TO DO>
Return every entry exactly as written, with the pictures removed.

*** Opening LISTED ENTRIES ***

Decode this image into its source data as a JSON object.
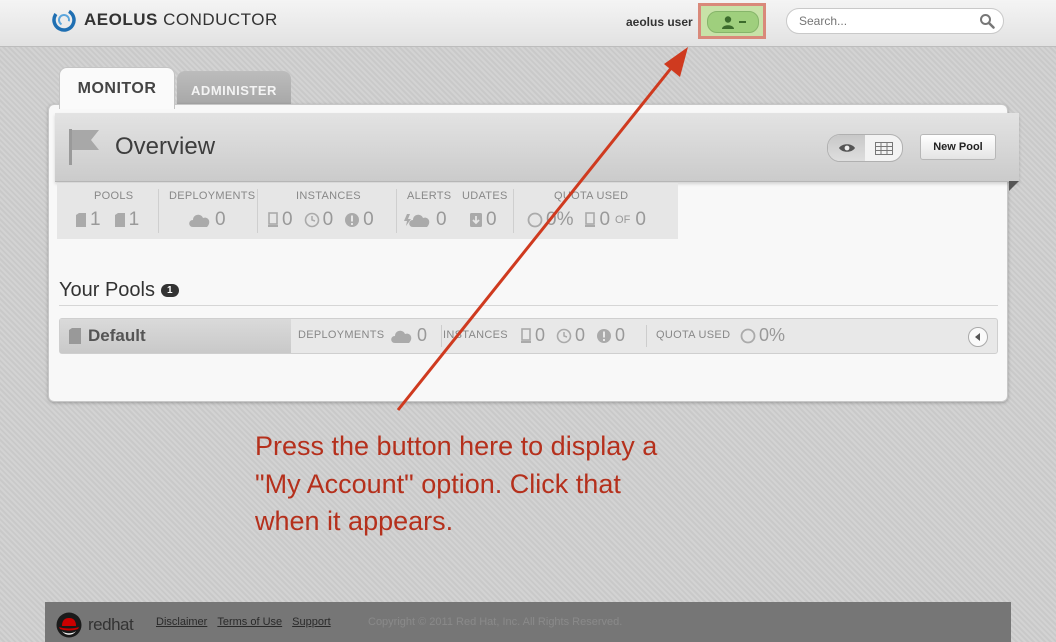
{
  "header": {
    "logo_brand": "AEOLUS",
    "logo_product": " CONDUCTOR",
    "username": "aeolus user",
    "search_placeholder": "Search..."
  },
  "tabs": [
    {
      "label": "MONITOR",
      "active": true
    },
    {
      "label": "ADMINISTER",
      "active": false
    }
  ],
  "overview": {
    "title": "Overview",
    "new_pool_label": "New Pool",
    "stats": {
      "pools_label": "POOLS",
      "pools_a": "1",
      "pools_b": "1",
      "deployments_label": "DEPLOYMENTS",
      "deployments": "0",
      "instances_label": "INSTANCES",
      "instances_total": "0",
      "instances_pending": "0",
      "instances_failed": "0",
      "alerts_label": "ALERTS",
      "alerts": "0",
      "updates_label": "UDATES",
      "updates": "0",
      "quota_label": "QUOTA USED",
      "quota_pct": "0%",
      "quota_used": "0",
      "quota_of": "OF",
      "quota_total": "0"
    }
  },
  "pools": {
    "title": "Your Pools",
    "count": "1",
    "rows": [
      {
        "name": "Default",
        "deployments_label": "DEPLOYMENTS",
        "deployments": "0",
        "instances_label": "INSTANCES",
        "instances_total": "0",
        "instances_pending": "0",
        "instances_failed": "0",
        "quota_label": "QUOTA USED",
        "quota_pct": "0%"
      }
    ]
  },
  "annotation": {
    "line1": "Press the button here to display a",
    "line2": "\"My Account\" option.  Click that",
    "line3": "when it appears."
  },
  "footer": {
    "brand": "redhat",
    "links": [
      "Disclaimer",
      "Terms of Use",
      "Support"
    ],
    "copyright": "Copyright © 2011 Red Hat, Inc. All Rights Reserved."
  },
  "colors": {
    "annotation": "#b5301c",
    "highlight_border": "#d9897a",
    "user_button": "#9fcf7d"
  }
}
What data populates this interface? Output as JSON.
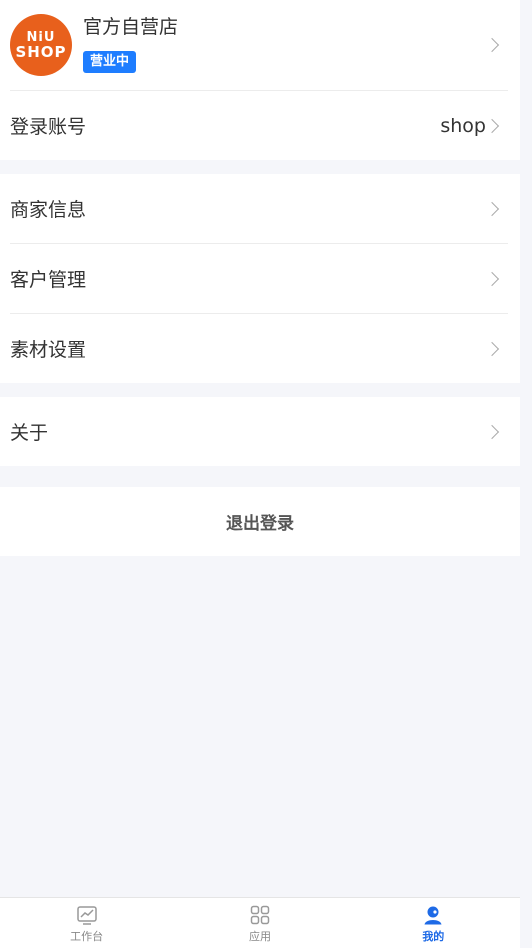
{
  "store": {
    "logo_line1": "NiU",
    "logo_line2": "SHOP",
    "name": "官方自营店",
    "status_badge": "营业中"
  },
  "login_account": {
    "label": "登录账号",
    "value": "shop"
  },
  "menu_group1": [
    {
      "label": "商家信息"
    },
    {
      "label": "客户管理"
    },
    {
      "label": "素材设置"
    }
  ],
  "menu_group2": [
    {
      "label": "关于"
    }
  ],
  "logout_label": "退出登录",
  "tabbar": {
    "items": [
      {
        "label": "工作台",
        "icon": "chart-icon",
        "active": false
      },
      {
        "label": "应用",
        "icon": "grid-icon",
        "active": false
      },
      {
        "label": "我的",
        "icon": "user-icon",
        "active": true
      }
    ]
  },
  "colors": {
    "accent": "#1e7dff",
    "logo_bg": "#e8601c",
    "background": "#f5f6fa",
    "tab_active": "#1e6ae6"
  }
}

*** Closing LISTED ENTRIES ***

REPLY>
Decode this image into its source data as a JSON object.
{
  "header": {
    "logo_brand": "AEOLUS",
    "logo_product": " CONDUCTOR",
    "username": "aeolus user",
    "search_placeholder": "Search..."
  },
  "tabs": [
    {
      "label": "MONITOR",
      "active": true
    },
    {
      "label": "ADMINISTER",
      "active": false
    }
  ],
  "overview": {
    "title": "Overview",
    "new_pool_label": "New Pool",
    "stats": {
      "pools_label": "POOLS",
      "pools_a": "1",
      "pools_b": "1",
      "deployments_label": "DEPLOYMENTS",
      "deployments": "0",
      "instances_label": "INSTANCES",
      "instances_total": "0",
      "instances_pending": "0",
      "instances_failed": "0",
      "alerts_label": "ALERTS",
      "alerts": "0",
      "updates_label": "UDATES",
      "updates": "0",
      "quota_label": "QUOTA USED",
      "quota_pct": "0%",
      "quota_used": "0",
      "quota_of": "OF",
      "quota_total": "0"
    }
  },
  "pools": {
    "title": "Your Pools",
    "count": "1",
    "rows": [
      {
        "name": "Default",
        "deployments_label": "DEPLOYMENTS",
        "deployments": "0",
        "instances_label": "INSTANCES",
        "instances_total": "0",
        "instances_pending": "0",
        "instances_failed": "0",
        "quota_label": "QUOTA USED",
        "quota_pct": "0%"
      }
    ]
  },
  "annotation": {
    "line1": "Press the button here to display a",
    "line2": "\"My Account\" option.  Click that",
    "line3": "when it appears."
  },
  "footer": {
    "brand": "redhat",
    "links": [
      "Disclaimer",
      "Terms of Use",
      "Support"
    ],
    "copyright": "Copyright © 2011 Red Hat, Inc. All Rights Reserved."
  },
  "colors": {
    "annotation": "#b5301c",
    "highlight_border": "#d9897a",
    "user_button": "#9fcf7d"
  }
}
What data populates this interface? Output as JSON.
{
  "store": {
    "logo_line1": "NiU",
    "logo_line2": "SHOP",
    "name": "官方自营店",
    "status_badge": "营业中"
  },
  "login_account": {
    "label": "登录账号",
    "value": "shop"
  },
  "menu_group1": [
    {
      "label": "商家信息"
    },
    {
      "label": "客户管理"
    },
    {
      "label": "素材设置"
    }
  ],
  "menu_group2": [
    {
      "label": "关于"
    }
  ],
  "logout_label": "退出登录",
  "tabbar": {
    "items": [
      {
        "label": "工作台",
        "icon": "chart-icon",
        "active": false
      },
      {
        "label": "应用",
        "icon": "grid-icon",
        "active": false
      },
      {
        "label": "我的",
        "icon": "user-icon",
        "active": true
      }
    ]
  },
  "colors": {
    "accent": "#1e7dff",
    "logo_bg": "#e8601c",
    "background": "#f5f6fa",
    "tab_active": "#1e6ae6"
  }
}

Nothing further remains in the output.